3 ways social studies teachers can combat ‘truth decay’

'Civic education can teach students the skills and attitudes that are crucial in a democracy," behavioral scientist says
By: | December 8, 2020
Only one in five social studies teachers in U.S. public schools say they have sufficient training and resources despite efforts to prioritize students’ civic development, according to a survey. (GettyImages/Westend61)Only one in five social studies teachers in U.S. public schools say they have sufficient training and resources despite efforts to prioritize students’ civic development, according to a survey. (GettyImages/Westend61)

‘Truth decay’ threatens K-12 students because many social studies feel unprepared to teach civic learning, according to a RAND Corporation survey.

Only one in five social studies teachers in U.S. public schools say they have sufficient training and resources despite efforts to prioritize students’ civic development, according to “Preparing Children and Youth for Civic Life in the Era of Truth Decay.”

“Beyond being a component of social studies, civic education can teach students the skills and attitudes—a sense of civic duty, concern for the welfare of others, critical thinking—that are crucial in a democracy,” said Laura Hamilton, lead author of the report and adjunct behavioral scientist at RAND, a nonprofit research organization.

Between a third and just over half of elementary and secondary social studies teachers reported not receiving training on civic education, according to the survey conducted in late 2019.


More from DALibrarians leading the way with innovation, support during COVID


RAND’s goal was to analyze how teachers are handling civics education in a partisan political landscape and with increasing distrust in institutions such as the media, researchers say.

The social studies teachers survey reported the use of promising practices such as discussions of current events, service learning, and simulations of the democratic process.

Teachers also said social-emotional learning and improving school climate were key strategies for promoting civic education.

Secondary teachers said they focused on emigration and immigration race and gender inequality, and critical thinking.

Teachers of color and those serving more English-language learners reported emphasizing many civics topics to a greater extent than did other teachers.


More from DAMicro-credentials gain PD momentum during COVID


Most civics teachers also reported using instructional materials they found or created themselves.

“District materials were reported to be culturally appropriate and effective, but at least half of the teachers reported a need for better civics resources and instructional resources more culturally relevant and appropriate for English-language learners.” said Julia Kaufman, co-author and a senior policy researcher at RAND.

Among the Rand report’s recommendations:

  • Especially at the elementary level, teachers should receive professional development, encouragement and support to promote civic development.

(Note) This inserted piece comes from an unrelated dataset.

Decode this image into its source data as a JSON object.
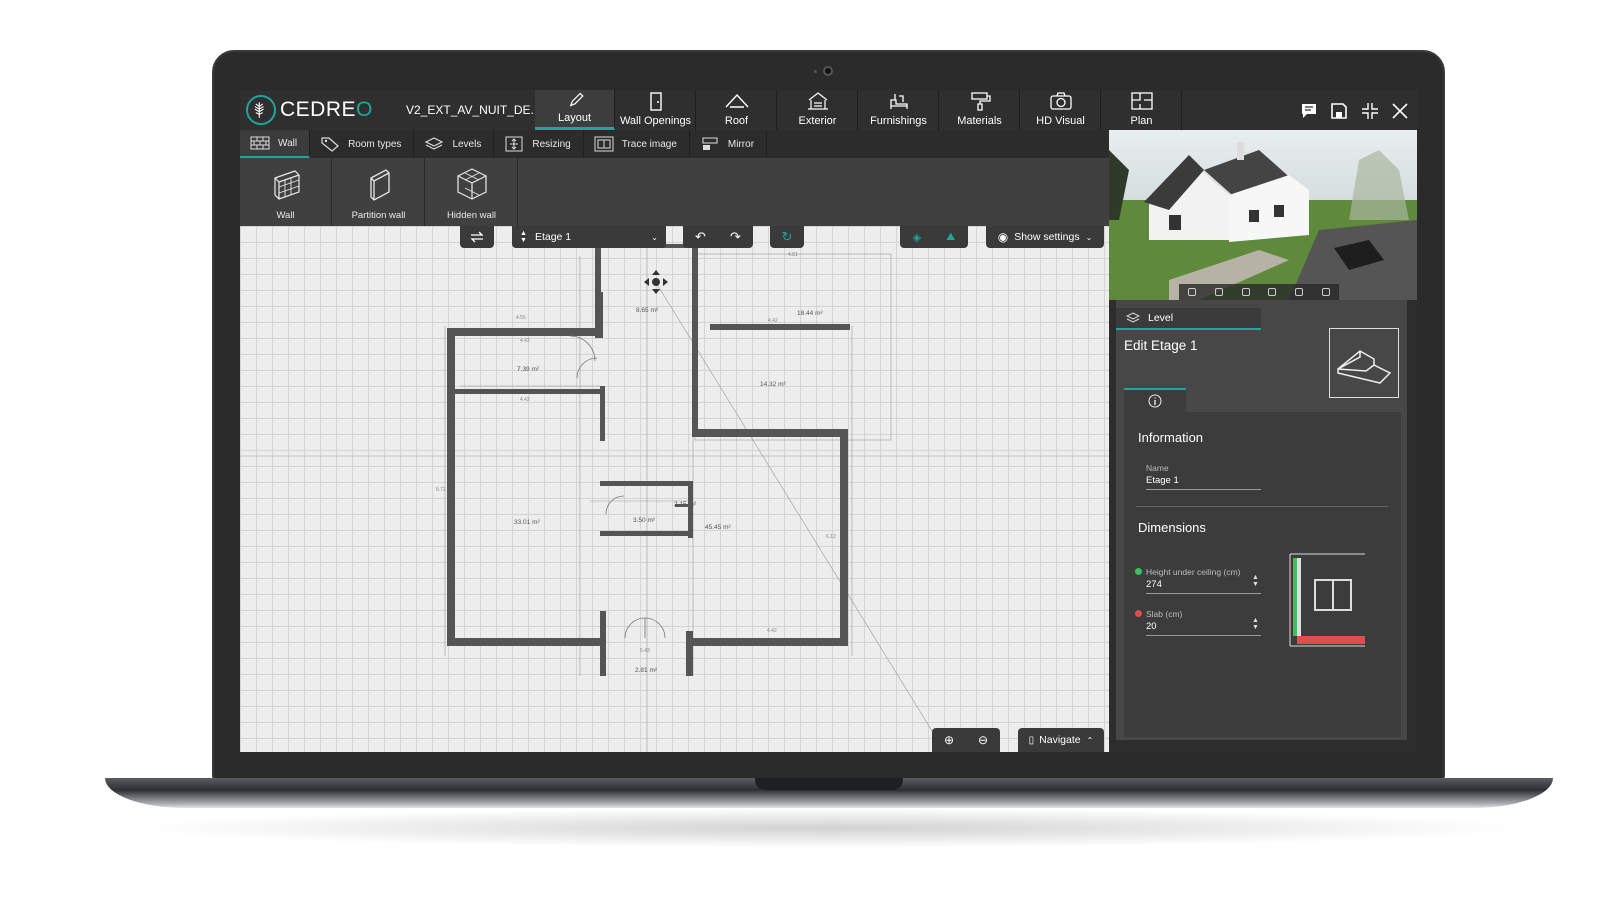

Teachers need guidance on integrating civic-learning opportunities into instruction and other classroom activities.
  • Teachers need additional instructional materials to cover the full menu of civic skills in a way that is engaging, culturally relevant and tailored to the needs of all students, particularly English-language learners.
  • Policy should support a sustained focus on civics with an emphasis on learning standards and high-quality curricula. This could create environments that are more conducive to civic education.